Your answer must be an exact copy of the listing.

Extracted material:
====
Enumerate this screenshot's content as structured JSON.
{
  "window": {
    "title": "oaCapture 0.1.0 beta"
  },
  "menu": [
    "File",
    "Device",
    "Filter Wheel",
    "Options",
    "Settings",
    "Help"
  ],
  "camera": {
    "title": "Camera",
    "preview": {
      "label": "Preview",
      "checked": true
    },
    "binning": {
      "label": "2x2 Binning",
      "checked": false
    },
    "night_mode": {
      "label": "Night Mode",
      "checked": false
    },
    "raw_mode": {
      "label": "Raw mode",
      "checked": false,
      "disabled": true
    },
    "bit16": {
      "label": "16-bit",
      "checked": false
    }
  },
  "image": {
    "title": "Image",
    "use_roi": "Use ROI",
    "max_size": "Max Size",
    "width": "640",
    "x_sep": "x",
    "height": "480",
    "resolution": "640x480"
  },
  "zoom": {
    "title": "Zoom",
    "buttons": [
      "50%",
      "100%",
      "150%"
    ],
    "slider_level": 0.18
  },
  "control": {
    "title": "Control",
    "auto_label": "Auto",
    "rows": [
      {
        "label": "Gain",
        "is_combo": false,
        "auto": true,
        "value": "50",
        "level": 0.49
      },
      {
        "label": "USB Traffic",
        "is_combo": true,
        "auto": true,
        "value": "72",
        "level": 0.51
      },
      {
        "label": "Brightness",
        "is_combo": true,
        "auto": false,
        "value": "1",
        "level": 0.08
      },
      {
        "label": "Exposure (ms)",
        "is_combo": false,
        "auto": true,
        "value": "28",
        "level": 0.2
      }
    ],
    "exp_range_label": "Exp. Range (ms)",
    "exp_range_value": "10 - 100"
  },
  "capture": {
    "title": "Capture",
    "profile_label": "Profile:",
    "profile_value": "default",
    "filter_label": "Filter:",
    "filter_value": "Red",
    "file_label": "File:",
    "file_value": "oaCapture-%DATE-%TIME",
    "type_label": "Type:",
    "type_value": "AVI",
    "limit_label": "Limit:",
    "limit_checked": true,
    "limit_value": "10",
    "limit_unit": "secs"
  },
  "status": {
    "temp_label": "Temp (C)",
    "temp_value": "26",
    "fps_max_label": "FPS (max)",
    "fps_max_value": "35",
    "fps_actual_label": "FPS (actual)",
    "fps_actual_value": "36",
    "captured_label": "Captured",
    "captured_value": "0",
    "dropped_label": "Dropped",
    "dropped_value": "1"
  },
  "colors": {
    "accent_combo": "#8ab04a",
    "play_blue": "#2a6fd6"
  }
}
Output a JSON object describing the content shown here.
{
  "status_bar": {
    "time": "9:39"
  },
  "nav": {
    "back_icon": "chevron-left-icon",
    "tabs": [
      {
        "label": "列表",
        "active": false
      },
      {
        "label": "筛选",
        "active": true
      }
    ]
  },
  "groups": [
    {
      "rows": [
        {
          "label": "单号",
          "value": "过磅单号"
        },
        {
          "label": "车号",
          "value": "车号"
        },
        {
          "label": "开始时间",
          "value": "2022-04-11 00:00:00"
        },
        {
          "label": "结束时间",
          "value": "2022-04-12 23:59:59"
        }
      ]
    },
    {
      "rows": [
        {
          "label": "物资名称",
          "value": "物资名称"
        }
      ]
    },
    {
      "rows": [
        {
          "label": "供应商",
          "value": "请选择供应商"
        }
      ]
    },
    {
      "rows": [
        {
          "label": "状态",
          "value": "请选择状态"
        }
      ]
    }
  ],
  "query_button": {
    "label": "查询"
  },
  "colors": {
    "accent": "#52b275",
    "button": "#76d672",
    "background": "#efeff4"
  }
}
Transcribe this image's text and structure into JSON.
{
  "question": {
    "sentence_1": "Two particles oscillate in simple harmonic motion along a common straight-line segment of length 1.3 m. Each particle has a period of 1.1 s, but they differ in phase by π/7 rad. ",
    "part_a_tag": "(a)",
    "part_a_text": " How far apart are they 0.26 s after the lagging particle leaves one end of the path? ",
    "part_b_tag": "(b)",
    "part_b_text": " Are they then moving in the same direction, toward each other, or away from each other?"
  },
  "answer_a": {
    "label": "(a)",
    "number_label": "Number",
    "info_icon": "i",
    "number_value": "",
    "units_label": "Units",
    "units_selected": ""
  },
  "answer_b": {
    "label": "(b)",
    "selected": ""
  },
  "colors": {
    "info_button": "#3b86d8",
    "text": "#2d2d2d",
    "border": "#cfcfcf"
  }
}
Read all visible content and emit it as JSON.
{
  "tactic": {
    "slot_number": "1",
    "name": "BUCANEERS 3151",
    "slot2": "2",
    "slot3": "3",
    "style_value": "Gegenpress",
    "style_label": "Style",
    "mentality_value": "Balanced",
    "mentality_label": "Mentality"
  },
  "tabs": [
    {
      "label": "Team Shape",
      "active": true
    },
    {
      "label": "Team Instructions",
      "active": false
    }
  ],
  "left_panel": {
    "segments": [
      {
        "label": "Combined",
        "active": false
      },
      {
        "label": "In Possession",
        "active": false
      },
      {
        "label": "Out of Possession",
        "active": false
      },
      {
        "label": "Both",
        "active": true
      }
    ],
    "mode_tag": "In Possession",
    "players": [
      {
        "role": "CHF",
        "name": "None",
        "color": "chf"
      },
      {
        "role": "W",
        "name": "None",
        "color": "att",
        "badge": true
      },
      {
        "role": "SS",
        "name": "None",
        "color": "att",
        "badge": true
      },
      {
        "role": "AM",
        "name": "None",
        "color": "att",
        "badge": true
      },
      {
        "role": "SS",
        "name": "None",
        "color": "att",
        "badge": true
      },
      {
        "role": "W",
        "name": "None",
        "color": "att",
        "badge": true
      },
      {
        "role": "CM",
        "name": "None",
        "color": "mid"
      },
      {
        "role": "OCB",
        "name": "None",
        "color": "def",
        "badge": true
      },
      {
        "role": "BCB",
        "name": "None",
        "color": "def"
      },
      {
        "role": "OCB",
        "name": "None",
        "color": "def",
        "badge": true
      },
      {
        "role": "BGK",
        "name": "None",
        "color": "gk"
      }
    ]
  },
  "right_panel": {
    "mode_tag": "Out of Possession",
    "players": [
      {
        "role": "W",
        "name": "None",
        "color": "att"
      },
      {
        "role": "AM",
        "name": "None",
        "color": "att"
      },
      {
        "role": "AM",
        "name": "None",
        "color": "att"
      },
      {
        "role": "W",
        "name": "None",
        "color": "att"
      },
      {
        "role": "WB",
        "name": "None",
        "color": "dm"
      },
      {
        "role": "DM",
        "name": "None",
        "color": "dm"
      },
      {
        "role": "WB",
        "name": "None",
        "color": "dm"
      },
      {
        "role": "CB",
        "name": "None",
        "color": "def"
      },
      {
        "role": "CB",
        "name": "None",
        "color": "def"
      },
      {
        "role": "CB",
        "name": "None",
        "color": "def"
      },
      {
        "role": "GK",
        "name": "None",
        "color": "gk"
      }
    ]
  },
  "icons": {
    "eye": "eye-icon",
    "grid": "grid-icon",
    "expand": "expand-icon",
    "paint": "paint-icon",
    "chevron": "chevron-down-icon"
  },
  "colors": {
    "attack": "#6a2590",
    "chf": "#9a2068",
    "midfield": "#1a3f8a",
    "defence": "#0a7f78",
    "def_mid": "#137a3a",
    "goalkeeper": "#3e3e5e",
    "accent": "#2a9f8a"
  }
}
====
Expected output:
Enumerate this screenshot's content as structured JSON.
{
  "window": {
    "title": "oaCapture 0.1.0 beta"
  },
  "menu": [
    "File",
    "Device",
    "Filter Wheel",
    "Options",
    "Settings",
    "Help"
  ],
  "camera": {
    "title": "Camera",
    "preview": {
      "label": "Preview",
      "checked": true
    },
    "binning": {
      "label": "2x2 Binning",
      "checked": false
    },
    "night_mode": {
      "label": "Night Mode",
      "checked": false
    },
    "raw_mode": {
      "label": "Raw mode",
      "checked": false,
      "disabled": true
    },
    "bit16": {
      "label": "16-bit",
      "checked": false
    }
  },
  "image": {
    "title": "Image",
    "use_roi": "Use ROI",
    "max_size": "Max Size",
    "width": "640",
    "x_sep": "x",
    "height": "480",
    "resolution": "640x480"
  },
  "zoom": {
    "title": "Zoom",
    "buttons": [
      "50%",
      "100%",
      "150%"
    ],
    "slider_level": 0.18
  },
  "control": {
    "title": "Control",
    "auto_label": "Auto",
    "rows": [
      {
        "label": "Gain",
        "is_combo": false,
        "auto": true,
        "value": "50",
        "level": 0.49
      },
      {
        "label": "USB Traffic",
        "is_combo": true,
        "auto": true,
        "value": "72",
        "level": 0.51
      },
      {
        "label": "Brightness",
        "is_combo": true,
        "auto": false,
        "value": "1",
        "level": 0.08
      },
      {
        "label": "Exposure (ms)",
        "is_combo": false,
        "auto": true,
        "value": "28",
        "level": 0.2
      }
    ],
    "exp_range_label": "Exp. Range (ms)",
    "exp_range_value": "10 - 100"
  },
  "capture": {
    "title": "Capture",
    "profile_label": "Profile:",
    "profile_value": "default",
    "filter_label": "Filter:",
    "filter_value": "Red",
    "file_label": "File:",
    "file_value": "oaCapture-%DATE-%TIME",
    "type_label": "Type:",
    "type_value": "AVI",
    "limit_label": "Limit:",
    "limit_checked": true,
    "limit_value": "10",
    "limit_unit": "secs"
  },
  "status": {
    "temp_label": "Temp (C)",
    "temp_value": "26",
    "fps_max_label": "FPS (max)",
    "fps_max_value": "35",
    "fps_actual_label": "FPS (actual)",
    "fps_actual_value": "36",
    "captured_label": "Captured",
    "captured_value": "0",
    "dropped_label": "Dropped",
    "dropped_value": "1"
  },
  "colors": {
    "accent_combo": "#8ab04a",
    "play_blue": "#2a6fd6"
  }
}
Output a JSON object describing the content shown here.
{
  "status_bar": {
    "time": "9:39"
  },
  "nav": {
    "back_icon": "chevron-left-icon",
    "tabs": [
      {
        "label": "列表",
        "active": false
      },
      {
        "label": "筛选",
        "active": true
      }
    ]
  },
  "groups": [
    {
      "rows": [
        {
          "label": "单号",
          "value": "过磅单号"
        },
        {
          "label": "车号",
          "value": "车号"
        },
        {
          "label": "开始时间",
          "value": "2022-04-11 00:00:00"
        },
        {
          "label": "结束时间",
          "value": "2022-04-12 23:59:59"
        }
      ]
    },
    {
      "rows": [
        {
          "label": "物资名称",
          "value": "物资名称"
        }
      ]
    },
    {
      "rows": [
        {
          "label": "供应商",
          "value": "请选择供应商"
        }
      ]
    },
    {
      "rows": [
        {
          "label": "状态",
          "value": "请选择状态"
        }
      ]
    }
  ],
  "query_button": {
    "label": "查询"
  },
  "colors": {
    "accent": "#52b275",
    "button": "#76d672",
    "background": "#efeff4"
  }
}
Transcribe this image's text and structure into JSON.
{
  "question": {
    "sentence_1": "Two particles oscillate in simple harmonic motion along a common straight-line segment of length 1.3 m. Each particle has a period of 1.1 s, but they differ in phase by π/7 rad. ",
    "part_a_tag": "(a)",
    "part_a_text": " How far apart are they 0.26 s after the lagging particle leaves one end of the path? ",
    "part_b_tag": "(b)",
    "part_b_text": " Are they then moving in the same direction, toward each other, or away from each other?"
  },
  "answer_a": {
    "label": "(a)",
    "number_label": "Number",
    "info_icon": "i",
    "number_value": "",
    "units_label": "Units",
    "units_selected": ""
  },
  "answer_b": {
    "label": "(b)",
    "selected": ""
  },
  "colors": {
    "info_button": "#3b86d8",
    "text": "#2d2d2d",
    "border": "#cfcfcf"
  }
}
Read all visible content and emit it as JSON.
{
  "tactic": {
    "slot_number": "1",
    "name": "BUCANEERS 3151",
    "slot2": "2",
    "slot3": "3",
    "style_value": "Gegenpress",
    "style_label": "Style",
    "mentality_value": "Balanced",
    "mentality_label": "Mentality"
  },
  "tabs": [
    {
      "label": "Team Shape",
      "active": true
    },
    {
      "label": "Team Instructions",
      "active": false
    }
  ],
  "left_panel": {
    "segments": [
      {
        "label": "Combined",
        "active": false
      },
      {
        "label": "In Possession",
        "active": false
      },
      {
        "label": "Out of Possession",
        "active": false
      },
      {
        "label": "Both",
        "active": true
      }
    ],
    "mode_tag": "In Possession",
    "players": [
      {
        "role": "CHF",
        "name": "None",
        "color": "chf"
      },
      {
        "role": "W",
        "name": "None",
        "color": "att",
        "badge": true
      },
      {
        "role": "SS",
        "name": "None",
        "color": "att",
        "badge": true
      },
      {
        "role": "AM",
        "name": "None",
        "color": "att",
        "badge": true
      },
      {
        "role": "SS",
        "name": "None",
        "color": "att",
        "badge": true
      },
      {
        "role": "W",
        "name": "None",
        "color": "att",
        "badge": true
      },
      {
        "role": "CM",
        "name": "None",
        "color": "mid"
      },
      {
        "role": "OCB",
        "name": "None",
        "color": "def",
        "badge": true
      },
      {
        "role": "BCB",
        "name": "None",
        "color": "def"
      },
      {
        "role": "OCB",
        "name": "None",
        "color": "def",
        "badge": true
      },
      {
        "role": "BGK",
        "name": "None",
        "color": "gk"
      }
    ]
  },
  "right_panel": {
    "mode_tag": "Out of Possession",
    "players": [
      {
        "role": "W",
        "name": "None",
        "color": "att"
      },
      {
        "role": "AM",
        "name": "None",
        "color": "att"
      },
      {
        "role": "AM",
        "name": "None",
        "color": "att"
      },
      {
        "role": "W",
        "name": "None",
        "color": "att"
      },
      {
        "role": "WB",
        "name": "None",
        "color": "dm"
      },
      {
        "role": "DM",
        "name": "None",
        "color": "dm"
      },
      {
        "role": "WB",
        "name": "None",
        "color": "dm"
      },
      {
        "role": "CB",
        "name": "None",
        "color": "def"
      },
      {
        "role": "CB",
        "name": "None",
        "color": "def"
      },
      {
        "role": "CB",
        "name": "None",
        "color": "def"
      },
      {
        "role": "GK",
        "name": "None",
        "color": "gk"
      }
    ]
  },
  "icons": {
    "eye": "eye-icon",
    "grid": "grid-icon",
    "expand": "expand-icon",
    "paint": "paint-icon",
    "chevron": "chevron-down-icon"
  },
  "colors": {
    "attack": "#6a2590",
    "chf": "#9a2068",
    "midfield": "#1a3f8a",
    "defence": "#0a7f78",
    "def_mid": "#137a3a",
    "goalkeeper": "#3e3e5e",
    "accent": "#2a9f8a"
  }
}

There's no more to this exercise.